**Goal of the exercise**. Go through the records and restate them word for word, omitting images.

**Dataset records**.
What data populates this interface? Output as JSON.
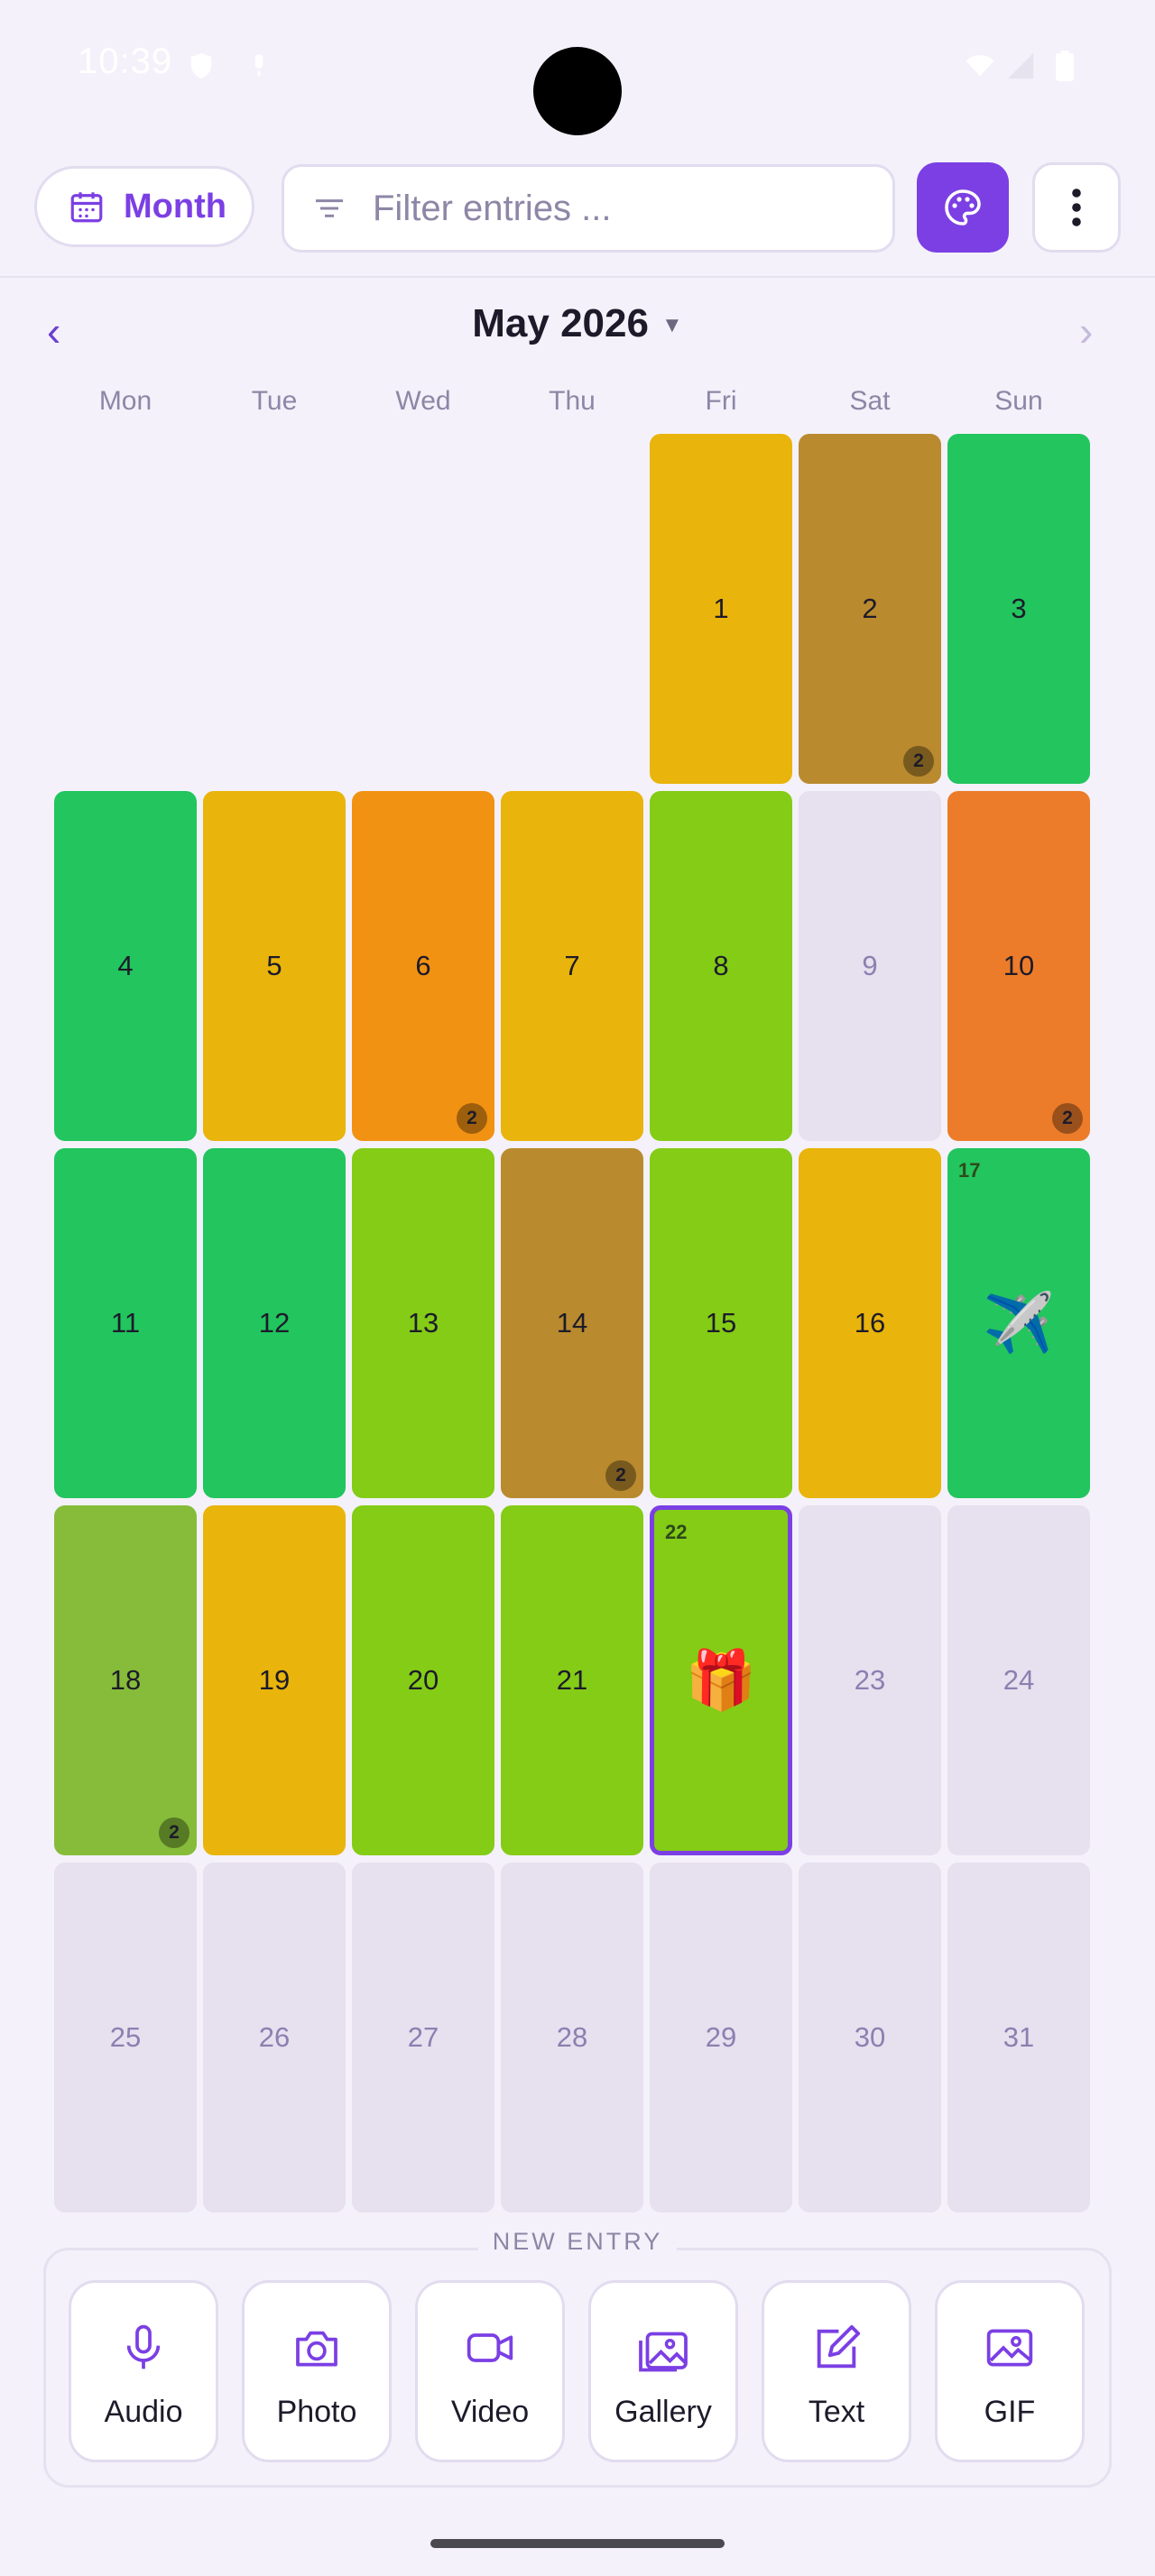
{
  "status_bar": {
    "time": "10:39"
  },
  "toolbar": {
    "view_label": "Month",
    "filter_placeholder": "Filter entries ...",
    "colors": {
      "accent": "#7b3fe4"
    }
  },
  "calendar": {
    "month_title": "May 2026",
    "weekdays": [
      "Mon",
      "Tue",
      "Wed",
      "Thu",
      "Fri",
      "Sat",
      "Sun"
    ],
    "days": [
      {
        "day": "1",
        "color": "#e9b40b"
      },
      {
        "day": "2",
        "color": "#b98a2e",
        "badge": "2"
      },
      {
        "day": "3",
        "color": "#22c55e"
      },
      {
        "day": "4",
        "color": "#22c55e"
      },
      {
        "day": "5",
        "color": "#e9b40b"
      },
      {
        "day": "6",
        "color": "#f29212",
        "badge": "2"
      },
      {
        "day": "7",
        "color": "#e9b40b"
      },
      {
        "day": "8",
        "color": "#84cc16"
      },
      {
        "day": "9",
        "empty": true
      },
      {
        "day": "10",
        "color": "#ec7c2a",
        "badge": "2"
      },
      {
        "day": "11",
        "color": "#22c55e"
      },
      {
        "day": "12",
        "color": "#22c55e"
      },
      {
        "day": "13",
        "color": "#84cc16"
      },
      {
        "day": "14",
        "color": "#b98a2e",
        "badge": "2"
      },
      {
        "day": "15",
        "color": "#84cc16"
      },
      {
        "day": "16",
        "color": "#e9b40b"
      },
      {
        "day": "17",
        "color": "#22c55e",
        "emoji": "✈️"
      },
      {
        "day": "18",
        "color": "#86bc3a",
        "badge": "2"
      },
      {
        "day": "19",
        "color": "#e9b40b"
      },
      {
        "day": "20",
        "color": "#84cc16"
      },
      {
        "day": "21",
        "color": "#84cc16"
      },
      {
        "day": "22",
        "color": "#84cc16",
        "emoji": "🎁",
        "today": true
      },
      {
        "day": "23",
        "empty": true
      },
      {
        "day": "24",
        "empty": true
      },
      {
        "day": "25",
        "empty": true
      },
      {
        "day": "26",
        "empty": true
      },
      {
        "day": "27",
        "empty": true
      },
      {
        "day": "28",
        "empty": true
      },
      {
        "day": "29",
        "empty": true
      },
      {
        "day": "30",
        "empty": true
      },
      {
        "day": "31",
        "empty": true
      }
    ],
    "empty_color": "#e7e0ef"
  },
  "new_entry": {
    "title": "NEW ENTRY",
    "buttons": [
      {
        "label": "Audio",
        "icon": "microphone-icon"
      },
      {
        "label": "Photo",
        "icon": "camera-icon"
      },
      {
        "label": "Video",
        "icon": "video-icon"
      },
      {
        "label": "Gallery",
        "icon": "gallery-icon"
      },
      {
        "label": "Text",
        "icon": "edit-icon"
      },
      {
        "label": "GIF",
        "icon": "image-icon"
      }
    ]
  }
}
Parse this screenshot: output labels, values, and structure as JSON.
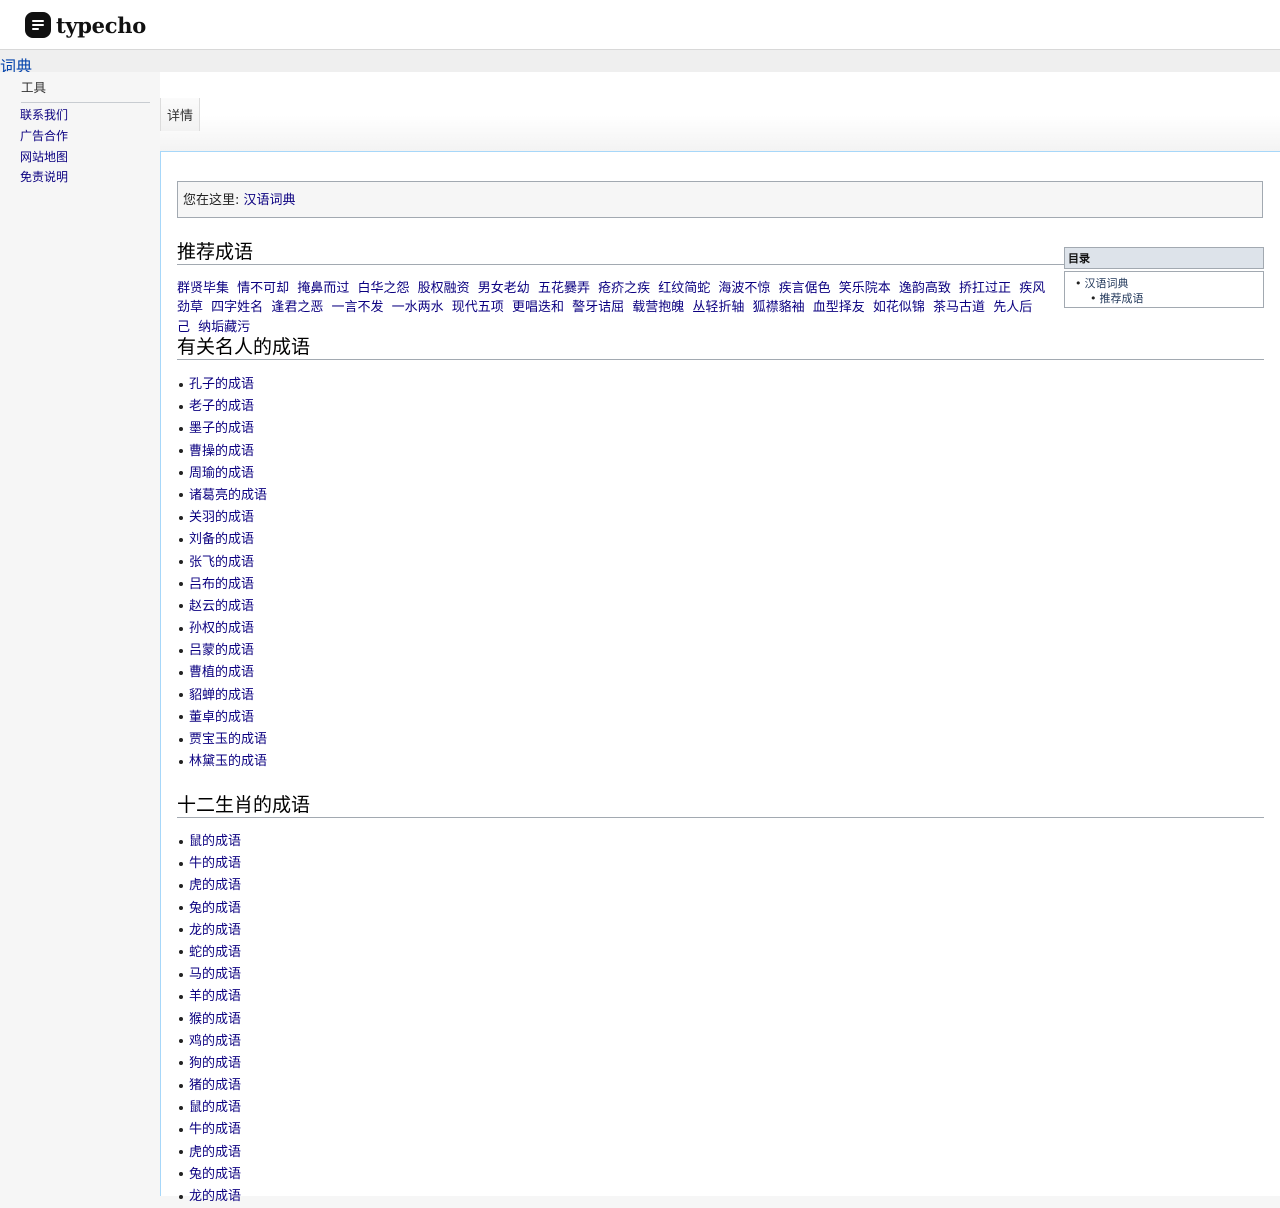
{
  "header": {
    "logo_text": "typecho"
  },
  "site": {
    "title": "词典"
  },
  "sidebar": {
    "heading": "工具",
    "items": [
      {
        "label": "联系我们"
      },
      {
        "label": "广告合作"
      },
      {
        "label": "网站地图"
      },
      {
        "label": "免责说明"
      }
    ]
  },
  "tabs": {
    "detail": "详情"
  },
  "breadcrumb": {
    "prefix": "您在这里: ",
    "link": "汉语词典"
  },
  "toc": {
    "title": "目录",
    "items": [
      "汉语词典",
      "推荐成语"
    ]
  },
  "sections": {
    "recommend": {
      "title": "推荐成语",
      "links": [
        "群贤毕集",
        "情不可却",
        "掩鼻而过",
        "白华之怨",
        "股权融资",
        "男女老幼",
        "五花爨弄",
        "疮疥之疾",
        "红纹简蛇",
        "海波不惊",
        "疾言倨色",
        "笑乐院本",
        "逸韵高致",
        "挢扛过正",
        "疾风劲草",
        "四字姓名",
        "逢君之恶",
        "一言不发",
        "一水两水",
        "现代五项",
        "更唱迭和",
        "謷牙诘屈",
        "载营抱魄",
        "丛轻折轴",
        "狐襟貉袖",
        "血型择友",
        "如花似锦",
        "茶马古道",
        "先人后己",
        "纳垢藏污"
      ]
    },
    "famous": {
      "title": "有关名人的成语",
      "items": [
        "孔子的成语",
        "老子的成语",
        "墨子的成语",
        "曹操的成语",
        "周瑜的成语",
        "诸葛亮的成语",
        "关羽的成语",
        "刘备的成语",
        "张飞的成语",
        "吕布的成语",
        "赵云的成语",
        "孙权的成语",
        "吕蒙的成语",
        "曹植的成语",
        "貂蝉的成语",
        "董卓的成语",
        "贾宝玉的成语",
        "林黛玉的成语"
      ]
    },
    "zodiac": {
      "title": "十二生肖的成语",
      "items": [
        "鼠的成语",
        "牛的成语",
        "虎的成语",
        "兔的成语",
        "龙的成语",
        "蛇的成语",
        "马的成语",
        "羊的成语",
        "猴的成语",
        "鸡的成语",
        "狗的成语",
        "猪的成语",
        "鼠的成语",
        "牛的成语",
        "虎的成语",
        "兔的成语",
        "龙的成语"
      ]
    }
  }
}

**Response to this task**.
What data populates this interface? Output as JSON.
{
  "status_bar": {
    "time": "10:39"
  },
  "toolbar": {
    "view_label": "Month",
    "filter_placeholder": "Filter entries ...",
    "colors": {
      "accent": "#7b3fe4"
    }
  },
  "calendar": {
    "month_title": "May 2026",
    "weekdays": [
      "Mon",
      "Tue",
      "Wed",
      "Thu",
      "Fri",
      "Sat",
      "Sun"
    ],
    "days": [
      {
        "day": "1",
        "color": "#e9b40b"
      },
      {
        "day": "2",
        "color": "#b98a2e",
        "badge": "2"
      },
      {
        "day": "3",
        "color": "#22c55e"
      },
      {
        "day": "4",
        "color": "#22c55e"
      },
      {
        "day": "5",
        "color": "#e9b40b"
      },
      {
        "day": "6",
        "color": "#f29212",
        "badge": "2"
      },
      {
        "day": "7",
        "color": "#e9b40b"
      },
      {
        "day": "8",
        "color": "#84cc16"
      },
      {
        "day": "9",
        "empty": true
      },
      {
        "day": "10",
        "color": "#ec7c2a",
        "badge": "2"
      },
      {
        "day": "11",
        "color": "#22c55e"
      },
      {
        "day": "12",
        "color": "#22c55e"
      },
      {
        "day": "13",
        "color": "#84cc16"
      },
      {
        "day": "14",
        "color": "#b98a2e",
        "badge": "2"
      },
      {
        "day": "15",
        "color": "#84cc16"
      },
      {
        "day": "16",
        "color": "#e9b40b"
      },
      {
        "day": "17",
        "color": "#22c55e",
        "emoji": "✈️"
      },
      {
        "day": "18",
        "color": "#86bc3a",
        "badge": "2"
      },
      {
        "day": "19",
        "color": "#e9b40b"
      },
      {
        "day": "20",
        "color": "#84cc16"
      },
      {
        "day": "21",
        "color": "#84cc16"
      },
      {
        "day": "22",
        "color": "#84cc16",
        "emoji": "🎁",
        "today": true
      },
      {
        "day": "23",
        "empty": true
      },
      {
        "day": "24",
        "empty": true
      },
      {
        "day": "25",
        "empty": true
      },
      {
        "day": "26",
        "empty": true
      },
      {
        "day": "27",
        "empty": true
      },
      {
        "day": "28",
        "empty": true
      },
      {
        "day": "29",
        "empty": true
      },
      {
        "day": "30",
        "empty": true
      },
      {
        "day": "31",
        "empty": true
      }
    ],
    "empty_color": "#e7e0ef"
  },
  "new_entry": {
    "title": "NEW ENTRY",
    "buttons": [
      {
        "label": "Audio",
        "icon": "microphone-icon"
      },
      {
        "label": "Photo",
        "icon": "camera-icon"
      },
      {
        "label": "Video",
        "icon": "video-icon"
      },
      {
        "label": "Gallery",
        "icon": "gallery-icon"
      },
      {
        "label": "Text",
        "icon": "edit-icon"
      },
      {
        "label": "GIF",
        "icon": "image-icon"
      }
    ]
  }
}
Parse this screenshot: output labels, values, and structure as JSON.
{
  "header": {
    "logo_text": "typecho"
  },
  "site": {
    "title": "词典"
  },
  "sidebar": {
    "heading": "工具",
    "items": [
      {
        "label": "联系我们"
      },
      {
        "label": "广告合作"
      },
      {
        "label": "网站地图"
      },
      {
        "label": "免责说明"
      }
    ]
  },
  "tabs": {
    "detail": "详情"
  },
  "breadcrumb": {
    "prefix": "您在这里: ",
    "link": "汉语词典"
  },
  "toc": {
    "title": "目录",
    "items": [
      "汉语词典",
      "推荐成语"
    ]
  },
  "sections": {
    "recommend": {
      "title": "推荐成语",
      "links": [
        "群贤毕集",
        "情不可却",
        "掩鼻而过",
        "白华之怨",
        "股权融资",
        "男女老幼",
        "五花爨弄",
        "疮疥之疾",
        "红纹简蛇",
        "海波不惊",
        "疾言倨色",
        "笑乐院本",
        "逸韵高致",
        "挢扛过正",
        "疾风劲草",
        "四字姓名",
        "逢君之恶",
        "一言不发",
        "一水两水",
        "现代五项",
        "更唱迭和",
        "謷牙诘屈",
        "载营抱魄",
        "丛轻折轴",
        "狐襟貉袖",
        "血型择友",
        "如花似锦",
        "茶马古道",
        "先人后己",
        "纳垢藏污"
      ]
    },
    "famous": {
      "title": "有关名人的成语",
      "items": [
        "孔子的成语",
        "老子的成语",
        "墨子的成语",
        "曹操的成语",
        "周瑜的成语",
        "诸葛亮的成语",
        "关羽的成语",
        "刘备的成语",
        "张飞的成语",
        "吕布的成语",
        "赵云的成语",
        "孙权的成语",
        "吕蒙的成语",
        "曹植的成语",
        "貂蝉的成语",
        "董卓的成语",
        "贾宝玉的成语",
        "林黛玉的成语"
      ]
    },
    "zodiac": {
      "title": "十二生肖的成语",
      "items": [
        "鼠的成语",
        "牛的成语",
        "虎的成语",
        "兔的成语",
        "龙的成语",
        "蛇的成语",
        "马的成语",
        "羊的成语",
        "猴的成语",
        "鸡的成语",
        "狗的成语",
        "猪的成语",
        "鼠的成语",
        "牛的成语",
        "虎的成语",
        "兔的成语",
        "龙的成语"
      ]
    }
  }
}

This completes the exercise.